_Data about app and page elements_.
※ ※ ※

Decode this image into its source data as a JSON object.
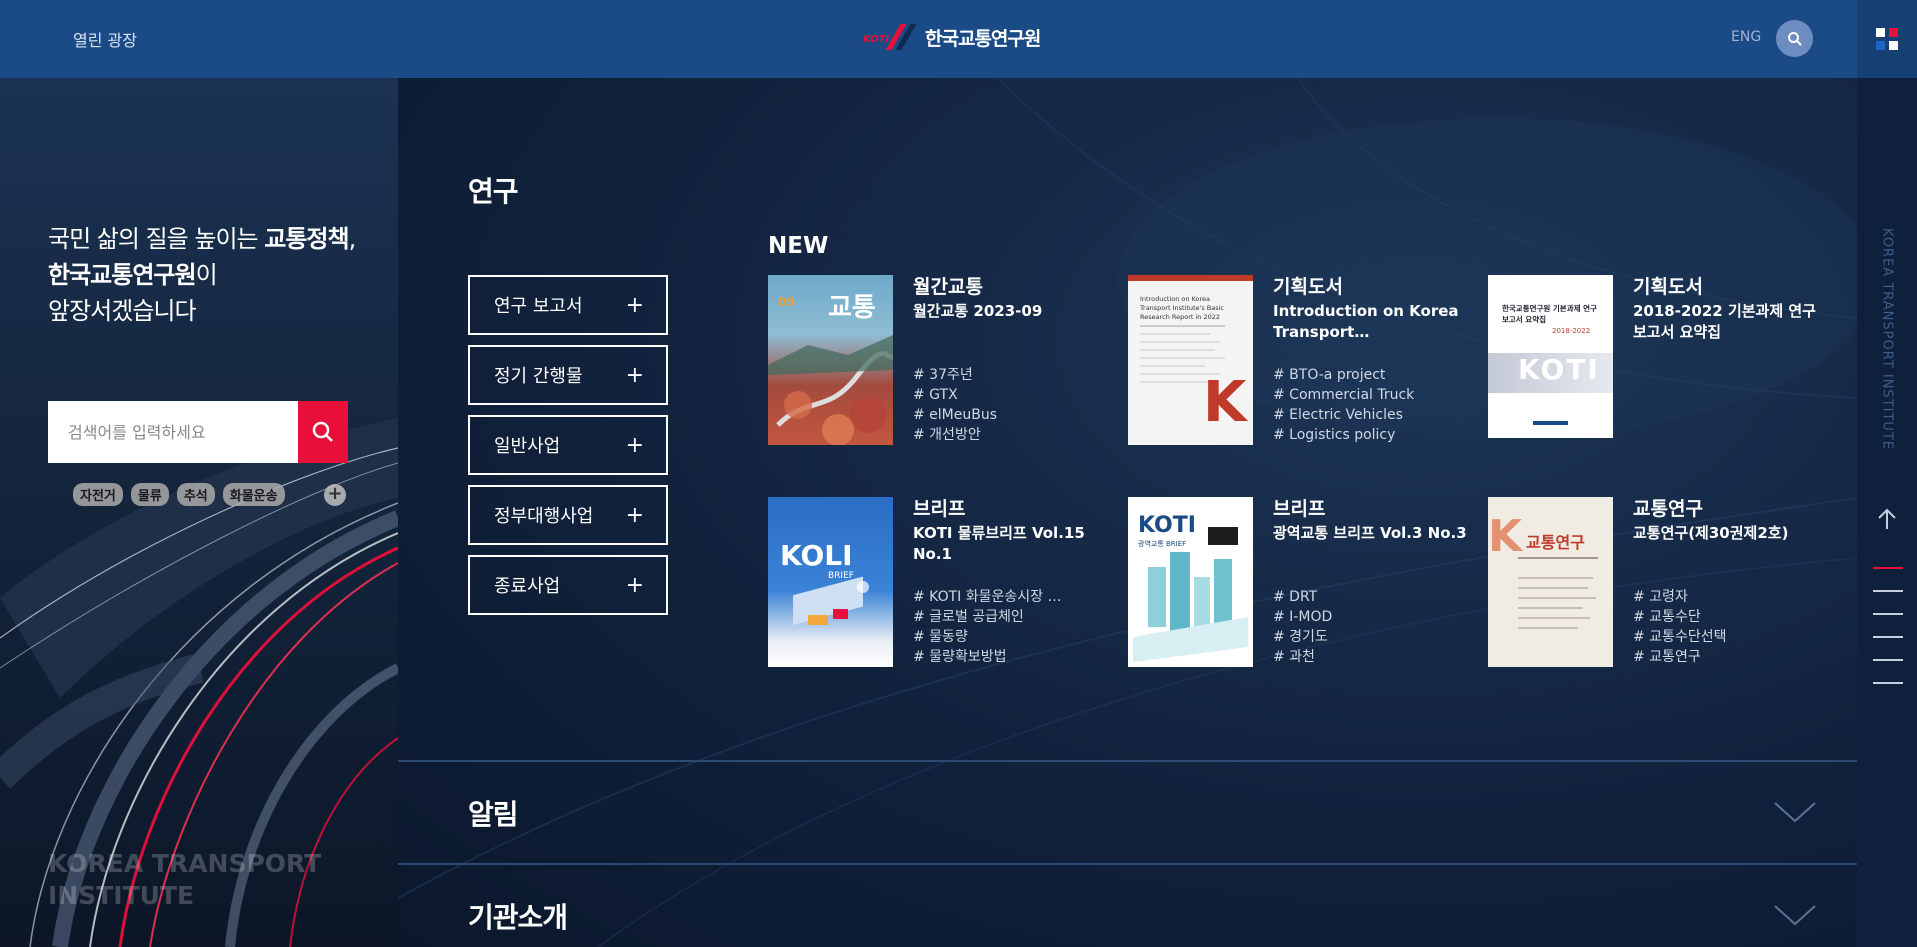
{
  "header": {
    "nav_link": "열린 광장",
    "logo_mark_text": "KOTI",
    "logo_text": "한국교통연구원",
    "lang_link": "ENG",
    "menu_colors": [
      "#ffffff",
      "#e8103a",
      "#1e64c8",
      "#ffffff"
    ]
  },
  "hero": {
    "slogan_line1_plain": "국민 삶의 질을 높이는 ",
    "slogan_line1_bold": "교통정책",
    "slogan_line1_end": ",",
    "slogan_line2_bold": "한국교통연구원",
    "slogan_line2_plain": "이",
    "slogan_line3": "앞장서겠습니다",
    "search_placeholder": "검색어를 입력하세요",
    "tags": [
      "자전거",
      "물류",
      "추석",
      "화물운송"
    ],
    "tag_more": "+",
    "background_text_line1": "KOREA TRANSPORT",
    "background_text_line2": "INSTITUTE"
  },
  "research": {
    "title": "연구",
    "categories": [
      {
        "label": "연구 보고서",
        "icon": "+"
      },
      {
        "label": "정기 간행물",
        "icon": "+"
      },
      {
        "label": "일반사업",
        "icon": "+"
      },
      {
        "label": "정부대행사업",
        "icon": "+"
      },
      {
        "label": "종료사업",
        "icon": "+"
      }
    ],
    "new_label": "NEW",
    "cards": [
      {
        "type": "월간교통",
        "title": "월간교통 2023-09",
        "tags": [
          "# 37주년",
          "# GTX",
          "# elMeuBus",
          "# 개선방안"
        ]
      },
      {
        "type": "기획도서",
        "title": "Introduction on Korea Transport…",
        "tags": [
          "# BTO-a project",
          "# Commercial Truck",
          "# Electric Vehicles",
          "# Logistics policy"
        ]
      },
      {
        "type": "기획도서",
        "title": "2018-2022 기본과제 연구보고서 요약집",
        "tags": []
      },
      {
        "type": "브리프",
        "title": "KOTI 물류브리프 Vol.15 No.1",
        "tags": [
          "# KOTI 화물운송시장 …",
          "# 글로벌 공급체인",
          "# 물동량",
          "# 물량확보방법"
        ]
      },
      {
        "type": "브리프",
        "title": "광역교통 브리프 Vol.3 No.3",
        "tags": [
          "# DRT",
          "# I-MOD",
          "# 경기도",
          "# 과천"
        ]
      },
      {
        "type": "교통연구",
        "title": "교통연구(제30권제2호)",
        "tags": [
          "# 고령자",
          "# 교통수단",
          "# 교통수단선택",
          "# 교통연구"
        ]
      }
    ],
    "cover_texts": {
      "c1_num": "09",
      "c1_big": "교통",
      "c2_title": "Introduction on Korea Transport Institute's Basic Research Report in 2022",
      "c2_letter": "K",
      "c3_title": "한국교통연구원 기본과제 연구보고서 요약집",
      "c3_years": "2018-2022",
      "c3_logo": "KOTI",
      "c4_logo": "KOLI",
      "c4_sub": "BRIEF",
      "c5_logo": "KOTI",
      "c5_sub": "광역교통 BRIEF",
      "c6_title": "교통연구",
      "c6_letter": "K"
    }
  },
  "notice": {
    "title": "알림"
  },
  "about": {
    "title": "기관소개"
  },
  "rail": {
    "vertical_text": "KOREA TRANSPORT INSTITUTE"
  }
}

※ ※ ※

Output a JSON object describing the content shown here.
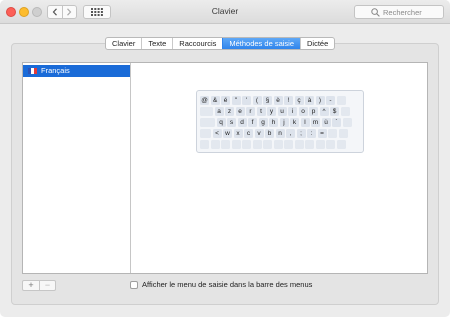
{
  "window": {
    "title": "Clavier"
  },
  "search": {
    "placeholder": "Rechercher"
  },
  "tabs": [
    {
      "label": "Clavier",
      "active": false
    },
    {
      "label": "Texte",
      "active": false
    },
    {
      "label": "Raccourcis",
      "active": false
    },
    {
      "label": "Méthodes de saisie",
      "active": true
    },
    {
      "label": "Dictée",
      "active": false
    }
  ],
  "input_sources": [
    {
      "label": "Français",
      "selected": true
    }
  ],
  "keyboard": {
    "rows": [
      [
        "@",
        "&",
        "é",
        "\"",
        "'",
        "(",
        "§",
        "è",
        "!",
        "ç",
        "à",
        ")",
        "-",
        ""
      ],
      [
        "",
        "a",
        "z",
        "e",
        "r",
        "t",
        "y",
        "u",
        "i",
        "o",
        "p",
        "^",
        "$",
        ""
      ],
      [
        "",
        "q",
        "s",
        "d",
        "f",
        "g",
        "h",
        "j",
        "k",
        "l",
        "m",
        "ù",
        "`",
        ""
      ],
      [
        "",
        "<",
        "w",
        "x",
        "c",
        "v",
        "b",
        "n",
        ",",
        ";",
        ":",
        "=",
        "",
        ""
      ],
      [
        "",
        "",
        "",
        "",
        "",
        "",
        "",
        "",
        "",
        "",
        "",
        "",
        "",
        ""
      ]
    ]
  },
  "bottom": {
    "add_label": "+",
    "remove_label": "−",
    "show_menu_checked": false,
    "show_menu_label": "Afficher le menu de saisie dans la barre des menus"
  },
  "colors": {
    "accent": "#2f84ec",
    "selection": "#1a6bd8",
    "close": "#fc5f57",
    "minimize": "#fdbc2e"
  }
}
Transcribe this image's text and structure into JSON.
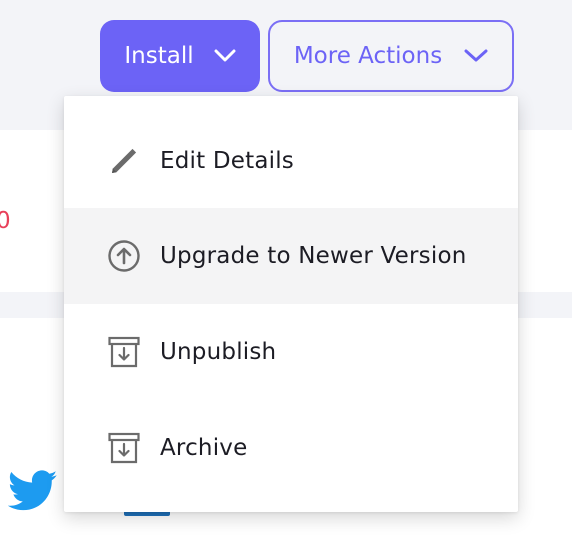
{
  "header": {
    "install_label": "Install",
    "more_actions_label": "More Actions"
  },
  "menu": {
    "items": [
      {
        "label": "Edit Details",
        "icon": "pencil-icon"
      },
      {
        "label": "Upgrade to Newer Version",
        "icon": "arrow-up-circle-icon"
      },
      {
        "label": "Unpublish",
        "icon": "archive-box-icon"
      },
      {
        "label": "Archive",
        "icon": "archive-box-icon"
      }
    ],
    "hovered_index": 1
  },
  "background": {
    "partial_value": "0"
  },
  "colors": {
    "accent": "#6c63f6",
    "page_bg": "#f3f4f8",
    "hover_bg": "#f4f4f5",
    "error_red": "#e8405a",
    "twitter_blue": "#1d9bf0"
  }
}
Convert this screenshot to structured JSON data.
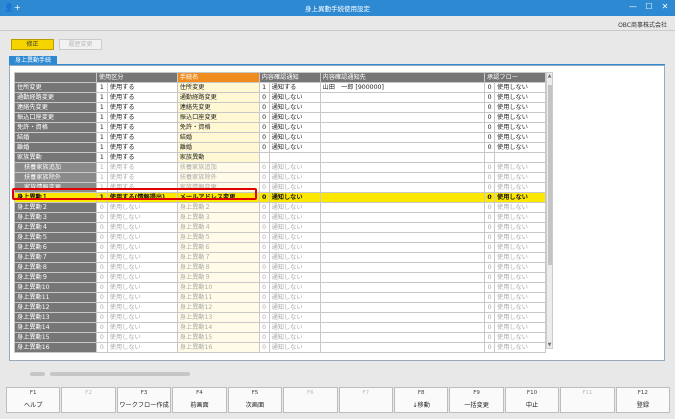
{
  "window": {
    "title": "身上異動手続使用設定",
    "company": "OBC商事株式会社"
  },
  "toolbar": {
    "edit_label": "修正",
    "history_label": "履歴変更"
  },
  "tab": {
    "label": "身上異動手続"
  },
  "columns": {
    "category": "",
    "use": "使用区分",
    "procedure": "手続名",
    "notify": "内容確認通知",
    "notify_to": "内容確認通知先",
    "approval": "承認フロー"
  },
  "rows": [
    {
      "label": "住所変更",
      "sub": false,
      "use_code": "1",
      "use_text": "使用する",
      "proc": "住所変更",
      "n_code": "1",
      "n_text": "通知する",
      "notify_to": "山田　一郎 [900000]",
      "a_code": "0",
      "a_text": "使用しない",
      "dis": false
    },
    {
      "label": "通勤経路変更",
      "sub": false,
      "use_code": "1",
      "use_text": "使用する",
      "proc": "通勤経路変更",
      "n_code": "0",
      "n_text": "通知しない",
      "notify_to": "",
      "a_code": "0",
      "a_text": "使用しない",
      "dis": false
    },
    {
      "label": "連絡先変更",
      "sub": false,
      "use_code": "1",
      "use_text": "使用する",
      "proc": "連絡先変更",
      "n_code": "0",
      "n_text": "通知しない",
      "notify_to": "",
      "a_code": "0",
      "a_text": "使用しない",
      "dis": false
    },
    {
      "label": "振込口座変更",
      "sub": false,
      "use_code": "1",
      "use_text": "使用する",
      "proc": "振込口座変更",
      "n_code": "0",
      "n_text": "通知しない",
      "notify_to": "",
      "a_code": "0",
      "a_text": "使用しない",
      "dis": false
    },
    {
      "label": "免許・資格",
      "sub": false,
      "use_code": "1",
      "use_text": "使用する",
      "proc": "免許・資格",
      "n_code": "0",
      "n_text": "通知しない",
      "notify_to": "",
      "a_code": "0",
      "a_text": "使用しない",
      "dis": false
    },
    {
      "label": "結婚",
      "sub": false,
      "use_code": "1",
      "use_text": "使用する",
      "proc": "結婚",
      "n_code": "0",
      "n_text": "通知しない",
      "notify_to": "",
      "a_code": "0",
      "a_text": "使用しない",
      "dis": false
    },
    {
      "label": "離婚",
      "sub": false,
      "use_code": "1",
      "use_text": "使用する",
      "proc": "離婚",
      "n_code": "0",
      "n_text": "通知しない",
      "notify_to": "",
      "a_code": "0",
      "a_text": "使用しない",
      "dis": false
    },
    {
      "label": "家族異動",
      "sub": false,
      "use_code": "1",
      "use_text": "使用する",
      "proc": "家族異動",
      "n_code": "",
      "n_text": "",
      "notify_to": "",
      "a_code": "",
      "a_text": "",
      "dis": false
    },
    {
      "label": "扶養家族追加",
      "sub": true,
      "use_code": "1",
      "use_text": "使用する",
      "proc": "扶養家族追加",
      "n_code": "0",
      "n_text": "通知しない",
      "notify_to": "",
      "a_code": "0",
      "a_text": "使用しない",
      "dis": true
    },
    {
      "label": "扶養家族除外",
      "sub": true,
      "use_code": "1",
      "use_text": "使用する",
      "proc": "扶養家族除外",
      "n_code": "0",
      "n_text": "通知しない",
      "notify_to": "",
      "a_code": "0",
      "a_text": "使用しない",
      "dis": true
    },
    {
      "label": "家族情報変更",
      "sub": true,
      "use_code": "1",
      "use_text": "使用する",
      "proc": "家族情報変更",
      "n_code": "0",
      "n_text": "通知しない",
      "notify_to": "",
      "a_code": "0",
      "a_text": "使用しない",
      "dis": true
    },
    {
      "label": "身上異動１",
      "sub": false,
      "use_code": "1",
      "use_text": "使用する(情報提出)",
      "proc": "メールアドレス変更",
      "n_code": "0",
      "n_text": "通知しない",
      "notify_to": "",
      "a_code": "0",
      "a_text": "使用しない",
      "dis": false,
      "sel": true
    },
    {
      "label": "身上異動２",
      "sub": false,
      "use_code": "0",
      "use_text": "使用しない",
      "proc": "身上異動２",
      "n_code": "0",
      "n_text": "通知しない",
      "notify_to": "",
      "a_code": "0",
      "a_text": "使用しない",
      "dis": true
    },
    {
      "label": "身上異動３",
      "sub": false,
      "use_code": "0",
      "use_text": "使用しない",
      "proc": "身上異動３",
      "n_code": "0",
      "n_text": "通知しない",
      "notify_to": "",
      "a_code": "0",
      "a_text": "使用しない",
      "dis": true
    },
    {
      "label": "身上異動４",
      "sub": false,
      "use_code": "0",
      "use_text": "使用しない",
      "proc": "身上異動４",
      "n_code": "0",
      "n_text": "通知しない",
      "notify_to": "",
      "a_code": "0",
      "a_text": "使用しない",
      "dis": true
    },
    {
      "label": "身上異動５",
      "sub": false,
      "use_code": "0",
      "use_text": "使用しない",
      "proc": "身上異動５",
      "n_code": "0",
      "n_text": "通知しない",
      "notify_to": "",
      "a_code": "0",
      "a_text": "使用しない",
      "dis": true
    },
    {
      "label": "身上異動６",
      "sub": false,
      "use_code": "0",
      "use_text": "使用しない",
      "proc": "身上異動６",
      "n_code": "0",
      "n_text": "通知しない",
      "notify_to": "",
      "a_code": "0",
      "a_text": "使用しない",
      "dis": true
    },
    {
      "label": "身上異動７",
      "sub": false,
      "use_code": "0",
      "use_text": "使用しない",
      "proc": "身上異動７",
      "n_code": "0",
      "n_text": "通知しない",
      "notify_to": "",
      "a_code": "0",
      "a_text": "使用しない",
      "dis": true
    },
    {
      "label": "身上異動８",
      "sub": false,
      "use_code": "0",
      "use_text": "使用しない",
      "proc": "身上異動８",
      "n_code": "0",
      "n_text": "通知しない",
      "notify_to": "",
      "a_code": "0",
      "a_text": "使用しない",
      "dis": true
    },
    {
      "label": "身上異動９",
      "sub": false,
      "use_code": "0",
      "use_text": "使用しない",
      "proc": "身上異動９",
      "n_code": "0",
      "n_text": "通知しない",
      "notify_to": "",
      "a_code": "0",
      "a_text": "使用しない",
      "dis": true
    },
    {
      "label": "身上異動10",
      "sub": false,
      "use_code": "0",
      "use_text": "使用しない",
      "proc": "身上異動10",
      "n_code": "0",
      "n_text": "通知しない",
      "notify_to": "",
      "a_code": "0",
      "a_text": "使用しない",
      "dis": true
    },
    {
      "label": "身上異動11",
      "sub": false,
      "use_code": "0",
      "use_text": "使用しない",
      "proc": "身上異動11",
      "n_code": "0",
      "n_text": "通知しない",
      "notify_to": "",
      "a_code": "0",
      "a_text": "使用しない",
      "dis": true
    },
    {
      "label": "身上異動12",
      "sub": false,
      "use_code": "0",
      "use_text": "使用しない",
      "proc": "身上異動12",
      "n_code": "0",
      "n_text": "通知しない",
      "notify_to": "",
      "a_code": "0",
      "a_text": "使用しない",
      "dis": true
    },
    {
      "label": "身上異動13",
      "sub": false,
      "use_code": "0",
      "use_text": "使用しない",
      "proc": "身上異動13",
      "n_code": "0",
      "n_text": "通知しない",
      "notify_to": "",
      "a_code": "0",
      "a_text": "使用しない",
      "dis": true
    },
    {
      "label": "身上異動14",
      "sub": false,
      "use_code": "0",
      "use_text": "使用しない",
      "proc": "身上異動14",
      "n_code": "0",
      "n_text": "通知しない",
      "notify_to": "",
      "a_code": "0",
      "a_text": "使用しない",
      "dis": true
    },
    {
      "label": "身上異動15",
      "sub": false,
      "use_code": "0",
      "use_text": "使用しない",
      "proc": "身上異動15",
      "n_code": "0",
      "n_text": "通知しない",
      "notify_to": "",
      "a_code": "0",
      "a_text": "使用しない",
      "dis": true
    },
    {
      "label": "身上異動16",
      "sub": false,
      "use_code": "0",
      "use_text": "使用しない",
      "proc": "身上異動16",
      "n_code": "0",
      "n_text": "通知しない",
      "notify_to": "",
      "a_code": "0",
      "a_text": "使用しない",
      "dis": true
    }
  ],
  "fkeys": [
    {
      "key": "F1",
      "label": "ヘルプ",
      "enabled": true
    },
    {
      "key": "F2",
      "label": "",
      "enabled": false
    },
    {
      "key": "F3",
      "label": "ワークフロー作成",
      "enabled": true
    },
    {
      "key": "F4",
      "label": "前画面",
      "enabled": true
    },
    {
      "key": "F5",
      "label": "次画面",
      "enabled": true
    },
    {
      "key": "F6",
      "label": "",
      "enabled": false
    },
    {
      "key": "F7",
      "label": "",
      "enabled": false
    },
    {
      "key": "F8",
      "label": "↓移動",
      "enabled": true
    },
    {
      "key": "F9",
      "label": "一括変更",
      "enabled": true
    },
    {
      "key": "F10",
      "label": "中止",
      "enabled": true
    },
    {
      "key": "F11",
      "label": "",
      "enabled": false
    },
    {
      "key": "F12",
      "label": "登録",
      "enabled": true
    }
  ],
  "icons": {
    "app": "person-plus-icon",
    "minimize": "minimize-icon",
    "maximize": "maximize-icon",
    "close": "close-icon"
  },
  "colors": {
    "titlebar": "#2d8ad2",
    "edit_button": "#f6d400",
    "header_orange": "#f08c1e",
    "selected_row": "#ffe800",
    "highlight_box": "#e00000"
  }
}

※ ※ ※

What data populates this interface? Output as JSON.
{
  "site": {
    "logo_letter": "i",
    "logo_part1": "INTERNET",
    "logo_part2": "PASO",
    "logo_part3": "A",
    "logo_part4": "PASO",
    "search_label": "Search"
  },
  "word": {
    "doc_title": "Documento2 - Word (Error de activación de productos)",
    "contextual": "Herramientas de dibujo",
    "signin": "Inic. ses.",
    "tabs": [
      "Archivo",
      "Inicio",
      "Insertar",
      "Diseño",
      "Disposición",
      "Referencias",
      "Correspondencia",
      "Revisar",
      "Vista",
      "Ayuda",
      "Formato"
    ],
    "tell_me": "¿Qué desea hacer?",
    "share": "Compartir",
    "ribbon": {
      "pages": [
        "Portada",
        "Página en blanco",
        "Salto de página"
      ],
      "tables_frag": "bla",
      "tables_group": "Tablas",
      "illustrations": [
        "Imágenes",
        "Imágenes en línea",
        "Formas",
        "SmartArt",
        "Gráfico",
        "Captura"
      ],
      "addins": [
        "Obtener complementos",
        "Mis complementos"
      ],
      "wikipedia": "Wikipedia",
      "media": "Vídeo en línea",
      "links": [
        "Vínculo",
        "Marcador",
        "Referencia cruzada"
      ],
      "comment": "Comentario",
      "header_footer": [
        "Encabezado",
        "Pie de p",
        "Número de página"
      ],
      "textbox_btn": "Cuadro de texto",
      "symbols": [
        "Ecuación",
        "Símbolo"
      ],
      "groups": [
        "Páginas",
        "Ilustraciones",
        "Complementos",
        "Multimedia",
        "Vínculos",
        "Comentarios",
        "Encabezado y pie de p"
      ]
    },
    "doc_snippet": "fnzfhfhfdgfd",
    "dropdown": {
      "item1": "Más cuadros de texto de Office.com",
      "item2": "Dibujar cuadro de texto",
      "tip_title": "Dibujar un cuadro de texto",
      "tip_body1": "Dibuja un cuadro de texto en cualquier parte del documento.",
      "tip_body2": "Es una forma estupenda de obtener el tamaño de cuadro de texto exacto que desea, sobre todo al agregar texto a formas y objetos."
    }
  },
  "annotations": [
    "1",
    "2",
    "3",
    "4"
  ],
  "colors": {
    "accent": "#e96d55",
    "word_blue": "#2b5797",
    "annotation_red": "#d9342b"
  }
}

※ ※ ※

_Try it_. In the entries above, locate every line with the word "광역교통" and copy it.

_Your response_.
        "title": "광역교통 브리프 Vol.3 No.3",
      "c5_sub": "광역교통 BRIEF",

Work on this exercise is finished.